Supplied records:
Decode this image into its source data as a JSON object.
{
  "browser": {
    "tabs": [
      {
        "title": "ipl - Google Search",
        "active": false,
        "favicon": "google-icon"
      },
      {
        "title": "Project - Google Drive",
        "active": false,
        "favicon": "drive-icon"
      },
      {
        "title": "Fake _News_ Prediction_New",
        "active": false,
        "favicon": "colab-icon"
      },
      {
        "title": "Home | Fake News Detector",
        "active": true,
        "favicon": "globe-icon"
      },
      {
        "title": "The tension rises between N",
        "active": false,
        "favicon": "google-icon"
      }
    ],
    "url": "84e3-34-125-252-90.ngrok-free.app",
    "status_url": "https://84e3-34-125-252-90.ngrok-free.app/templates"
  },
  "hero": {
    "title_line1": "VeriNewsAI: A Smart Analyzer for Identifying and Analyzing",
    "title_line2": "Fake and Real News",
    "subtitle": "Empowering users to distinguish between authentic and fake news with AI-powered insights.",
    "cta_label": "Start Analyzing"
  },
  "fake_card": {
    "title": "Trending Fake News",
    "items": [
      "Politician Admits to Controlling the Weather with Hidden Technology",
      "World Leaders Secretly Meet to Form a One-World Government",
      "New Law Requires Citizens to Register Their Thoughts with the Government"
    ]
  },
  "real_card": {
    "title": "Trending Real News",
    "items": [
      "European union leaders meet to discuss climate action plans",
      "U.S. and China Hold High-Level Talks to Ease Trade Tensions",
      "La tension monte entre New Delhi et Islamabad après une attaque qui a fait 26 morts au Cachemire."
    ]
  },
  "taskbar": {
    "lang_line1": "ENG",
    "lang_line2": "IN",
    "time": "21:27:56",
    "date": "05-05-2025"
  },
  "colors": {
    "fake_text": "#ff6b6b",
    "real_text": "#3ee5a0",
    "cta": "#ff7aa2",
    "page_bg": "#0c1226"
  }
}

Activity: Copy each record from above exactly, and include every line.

Written answer:
Decode this image into its source data as a JSON object.
{
  "browser": {
    "tabs": [
      {
        "title": "ipl - Google Search",
        "active": false,
        "favicon": "google-icon"
      },
      {
        "title": "Project - Google Drive",
        "active": false,
        "favicon": "drive-icon"
      },
      {
        "title": "Fake _News_ Prediction_New",
        "active": false,
        "favicon": "colab-icon"
      },
      {
        "title": "Home | Fake News Detector",
        "active": true,
        "favicon": "globe-icon"
      },
      {
        "title": "The tension rises between N",
        "active": false,
        "favicon": "google-icon"
      }
    ],
    "url": "84e3-34-125-252-90.ngrok-free.app",
    "status_url": "https://84e3-34-125-252-90.ngrok-free.app/templates"
  },
  "hero": {
    "title_line1": "VeriNewsAI: A Smart Analyzer for Identifying and Analyzing",
    "title_line2": "Fake and Real News",
    "subtitle": "Empowering users to distinguish between authentic and fake news with AI-powered insights.",
    "cta_label": "Start Analyzing"
  },
  "fake_card": {
    "title": "Trending Fake News",
    "items": [
      "Politician Admits to Controlling the Weather with Hidden Technology",
      "World Leaders Secretly Meet to Form a One-World Government",
      "New Law Requires Citizens to Register Their Thoughts with the Government"
    ]
  },
  "real_card": {
    "title": "Trending Real News",
    "items": [
      "European union leaders meet to discuss climate action plans",
      "U.S. and China Hold High-Level Talks to Ease Trade Tensions",
      "La tension monte entre New Delhi et Islamabad après une attaque qui a fait 26 morts au Cachemire."
    ]
  },
  "taskbar": {
    "lang_line1": "ENG",
    "lang_line2": "IN",
    "time": "21:27:56",
    "date": "05-05-2025"
  },
  "colors": {
    "fake_text": "#ff6b6b",
    "real_text": "#3ee5a0",
    "cta": "#ff7aa2",
    "page_bg": "#0c1226"
  }
}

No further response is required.